• [Problem requirements]
Where a line in the records below includes "Report", pull that line out.

• [Data in this exercise]
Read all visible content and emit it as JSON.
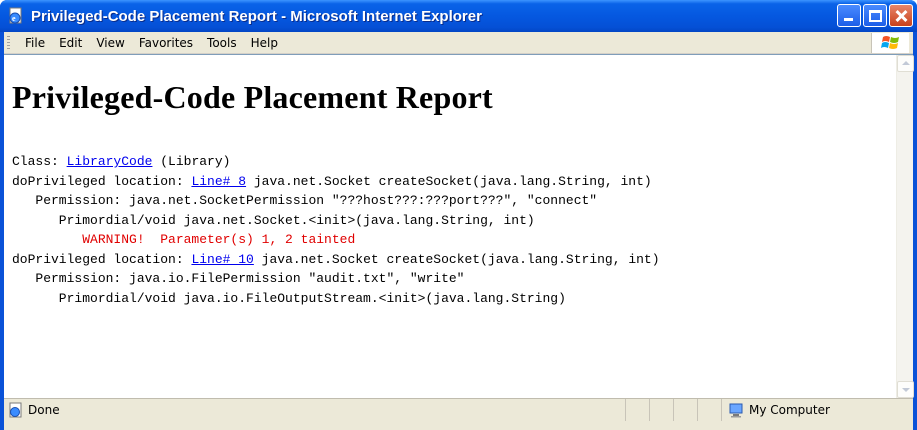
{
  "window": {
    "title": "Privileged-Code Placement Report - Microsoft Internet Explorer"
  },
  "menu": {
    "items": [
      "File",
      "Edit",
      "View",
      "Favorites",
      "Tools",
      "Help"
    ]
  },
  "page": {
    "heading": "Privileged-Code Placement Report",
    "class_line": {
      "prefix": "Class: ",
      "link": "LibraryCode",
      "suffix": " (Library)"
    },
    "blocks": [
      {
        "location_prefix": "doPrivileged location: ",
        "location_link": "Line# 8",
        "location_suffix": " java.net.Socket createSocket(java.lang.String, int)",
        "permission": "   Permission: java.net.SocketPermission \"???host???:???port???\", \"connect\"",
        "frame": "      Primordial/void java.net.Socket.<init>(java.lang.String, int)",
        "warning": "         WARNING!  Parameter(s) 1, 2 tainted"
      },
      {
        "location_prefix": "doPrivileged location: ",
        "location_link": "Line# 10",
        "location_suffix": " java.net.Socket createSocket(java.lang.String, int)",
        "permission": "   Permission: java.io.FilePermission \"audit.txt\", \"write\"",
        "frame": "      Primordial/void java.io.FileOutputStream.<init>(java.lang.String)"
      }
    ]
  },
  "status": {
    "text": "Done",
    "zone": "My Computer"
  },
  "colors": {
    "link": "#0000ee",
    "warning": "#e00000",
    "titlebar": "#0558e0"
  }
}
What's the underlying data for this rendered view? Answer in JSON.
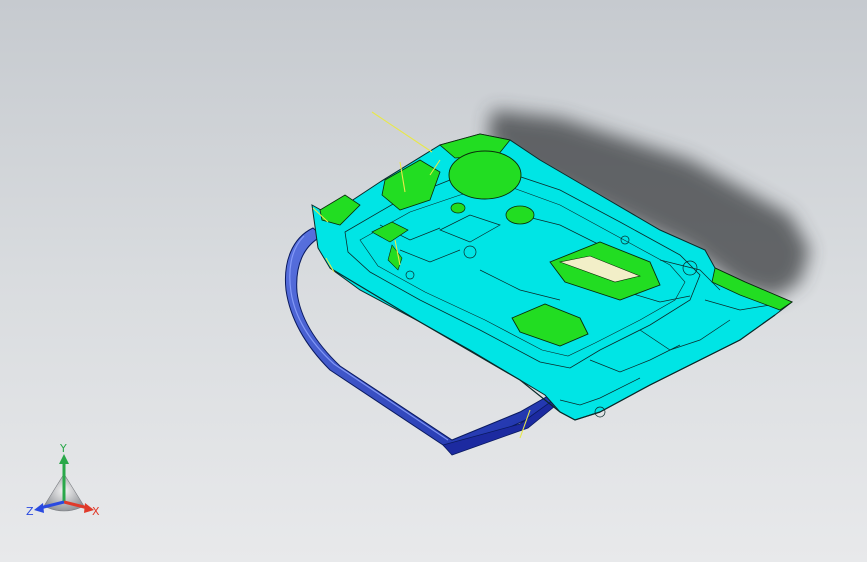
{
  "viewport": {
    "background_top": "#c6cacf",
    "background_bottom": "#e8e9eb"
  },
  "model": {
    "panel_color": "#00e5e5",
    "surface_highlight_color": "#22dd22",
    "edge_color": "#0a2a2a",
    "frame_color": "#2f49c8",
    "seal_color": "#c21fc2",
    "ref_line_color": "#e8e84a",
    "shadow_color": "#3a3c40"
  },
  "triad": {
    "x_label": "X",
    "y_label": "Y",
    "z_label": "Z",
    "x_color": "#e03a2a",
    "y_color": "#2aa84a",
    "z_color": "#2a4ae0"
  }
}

• [Output of the exercise]
    "title": "Privileged-Code Placement Report - Microsoft Internet Explorer"
    "heading": "Privileged-Code Placement Report",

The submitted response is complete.